It’s believed that a baby addicted to opioids is born roughly every 19 minutes in the United States. In other words, 70 newborn babies are born addicted to opioids every day.
Babies become addicted to opioids when their mothers have used the drugs during pregnancy. They become addicted in the womb. When they are born, the supply of opioids abruptly cuts off, causing drug withdrawal.
Neonatal Abstinence Syndrome Is on the Rise
The withdrawal can cause the babies to develop a condition known as Neonatal Abstinence Syndrome (NAS). In the period right after birth, the babies can experience fever, vomiting, sweating, loss of appetite, tremors, mottled skin, dehydration, diarrhea, and convulsions. They may also cry continually and have marked difficulty in sleeping.
Long-Term Effects Can Affect Growth and Behavior
Sadly, NAS symptoms can be very long-lasting. While research is still being done to understand the longer-term effects of opioid addiction as the children born with it grow older, it does appear to exert impacts that can be detrimental to both physical development and behavior later on.
Children born addicted to opioids can experience delays in developmental growth and behavioral problems. They may also develop attention-deficit disorder (ADD) at a higher rate than children in the general population.
The children may need years of behavioral and other therapy as a result.
A Growing Epidemic
The long-term effects are a tremendous concern because opioid addiction has risen so fast across the U.S. Over the last two decades, prescriptions for opioids quadrupled. Addiction to opioids has become an epidemic.
Many observers believe that the epidemic was fueled by drug manufacturers, who for years said that the risk of patients developing a physical dependence on opioids, initially prescribed for pain, was minimal.
In fact, claims were recently brought in Louisiana courts against some of these manufacturers.
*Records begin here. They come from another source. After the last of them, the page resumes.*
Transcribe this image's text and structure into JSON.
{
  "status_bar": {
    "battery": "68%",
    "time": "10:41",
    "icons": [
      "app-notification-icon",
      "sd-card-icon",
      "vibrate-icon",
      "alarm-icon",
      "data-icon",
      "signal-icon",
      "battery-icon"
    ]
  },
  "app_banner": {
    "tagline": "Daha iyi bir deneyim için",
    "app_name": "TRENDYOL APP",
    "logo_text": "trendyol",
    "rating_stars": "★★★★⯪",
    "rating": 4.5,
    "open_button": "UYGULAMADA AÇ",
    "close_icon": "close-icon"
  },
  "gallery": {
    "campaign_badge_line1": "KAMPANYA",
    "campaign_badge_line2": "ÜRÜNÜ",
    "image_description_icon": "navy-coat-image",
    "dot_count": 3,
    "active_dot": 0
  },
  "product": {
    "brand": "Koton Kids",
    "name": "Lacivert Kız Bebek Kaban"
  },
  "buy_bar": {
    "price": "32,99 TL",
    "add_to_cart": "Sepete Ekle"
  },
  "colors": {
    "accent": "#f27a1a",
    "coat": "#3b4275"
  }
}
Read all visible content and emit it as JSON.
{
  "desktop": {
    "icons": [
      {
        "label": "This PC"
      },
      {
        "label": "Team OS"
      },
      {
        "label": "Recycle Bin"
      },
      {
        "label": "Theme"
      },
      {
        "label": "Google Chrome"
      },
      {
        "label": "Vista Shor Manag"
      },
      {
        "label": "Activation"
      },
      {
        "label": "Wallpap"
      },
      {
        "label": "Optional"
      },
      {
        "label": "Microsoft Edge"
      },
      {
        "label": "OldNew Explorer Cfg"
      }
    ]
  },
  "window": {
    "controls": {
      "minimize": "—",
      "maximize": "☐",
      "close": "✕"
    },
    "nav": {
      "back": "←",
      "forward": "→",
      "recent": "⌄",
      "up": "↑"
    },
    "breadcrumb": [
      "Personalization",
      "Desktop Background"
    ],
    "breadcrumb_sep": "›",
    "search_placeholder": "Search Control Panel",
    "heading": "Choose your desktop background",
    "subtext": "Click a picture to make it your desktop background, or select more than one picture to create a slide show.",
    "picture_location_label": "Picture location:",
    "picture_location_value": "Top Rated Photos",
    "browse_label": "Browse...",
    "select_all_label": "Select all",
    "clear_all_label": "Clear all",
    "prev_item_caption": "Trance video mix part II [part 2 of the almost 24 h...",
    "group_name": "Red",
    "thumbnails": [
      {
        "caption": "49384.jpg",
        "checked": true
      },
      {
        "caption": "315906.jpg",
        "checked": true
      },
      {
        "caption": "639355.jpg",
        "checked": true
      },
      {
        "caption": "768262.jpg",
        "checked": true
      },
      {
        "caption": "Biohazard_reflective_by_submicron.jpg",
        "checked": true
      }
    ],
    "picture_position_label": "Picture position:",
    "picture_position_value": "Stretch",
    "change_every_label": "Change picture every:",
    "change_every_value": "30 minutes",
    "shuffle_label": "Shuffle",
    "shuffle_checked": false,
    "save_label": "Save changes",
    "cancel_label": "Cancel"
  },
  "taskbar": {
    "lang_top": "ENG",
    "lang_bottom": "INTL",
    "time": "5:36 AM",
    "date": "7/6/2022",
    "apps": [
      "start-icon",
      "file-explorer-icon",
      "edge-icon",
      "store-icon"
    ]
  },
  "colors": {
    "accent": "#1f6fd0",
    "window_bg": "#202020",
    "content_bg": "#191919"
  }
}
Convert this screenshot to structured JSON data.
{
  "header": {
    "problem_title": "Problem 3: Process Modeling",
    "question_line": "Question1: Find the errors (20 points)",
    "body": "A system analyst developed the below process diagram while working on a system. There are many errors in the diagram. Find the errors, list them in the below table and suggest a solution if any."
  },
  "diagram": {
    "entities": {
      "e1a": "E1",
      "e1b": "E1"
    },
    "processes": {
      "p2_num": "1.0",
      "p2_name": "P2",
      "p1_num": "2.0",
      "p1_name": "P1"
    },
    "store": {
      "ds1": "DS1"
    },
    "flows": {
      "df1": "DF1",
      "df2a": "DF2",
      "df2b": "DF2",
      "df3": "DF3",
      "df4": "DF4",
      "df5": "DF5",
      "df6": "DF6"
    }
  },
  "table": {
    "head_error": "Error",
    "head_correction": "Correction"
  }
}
Plaintiffs allege that Johnson & Johnson, its subsidiary Janssen Pharmaceuticals, Teva Pharmaceuticals, and Purdue Pharma intentionally misled consumers about the real risks of developing an addiction to opioids and told doctors that long-term use of the drugs were safe.
Does Your Child Suffer from Opioid Addiction?
Unfortunately, many Louisiana residents suffer from opioid addiction. If your child suffers from the effects of opioid addiction, call Bart Bernard today.
Bart Bernard will treat your case with the care and concern it deserves. Our law firm has the knowhow and resources to take on the big pharmaceutical companies.
Our first consultation regarding your case is complimentary. You can call whichever of our two Louisiana offices are most convenient for you: 337-989-BART (Lafayette) or 225-275-BART (Baton Rouge). You can also contact Bart online today.
- Adamson, Allan. “Lawsuit Seeks Money To Cover Treatment Of Babies Born Addicted To Opioids.” Tech Times. February 28, 2017. http://www.techtimes.com/articles/222035/20180228/lawsuit-seeks-money-to-cover-treatment-of-babies-born-addicted-to-opioids.htm
- Clark, Maria. “The family of a Louisiana infant born addicted to opioids is suing drug makers.” New Orleans Times-Picayune. February 27, 2018. http://www.nola.com/health/index.ssf/2018/02/lawsuit_filed_to_help_cover_he.html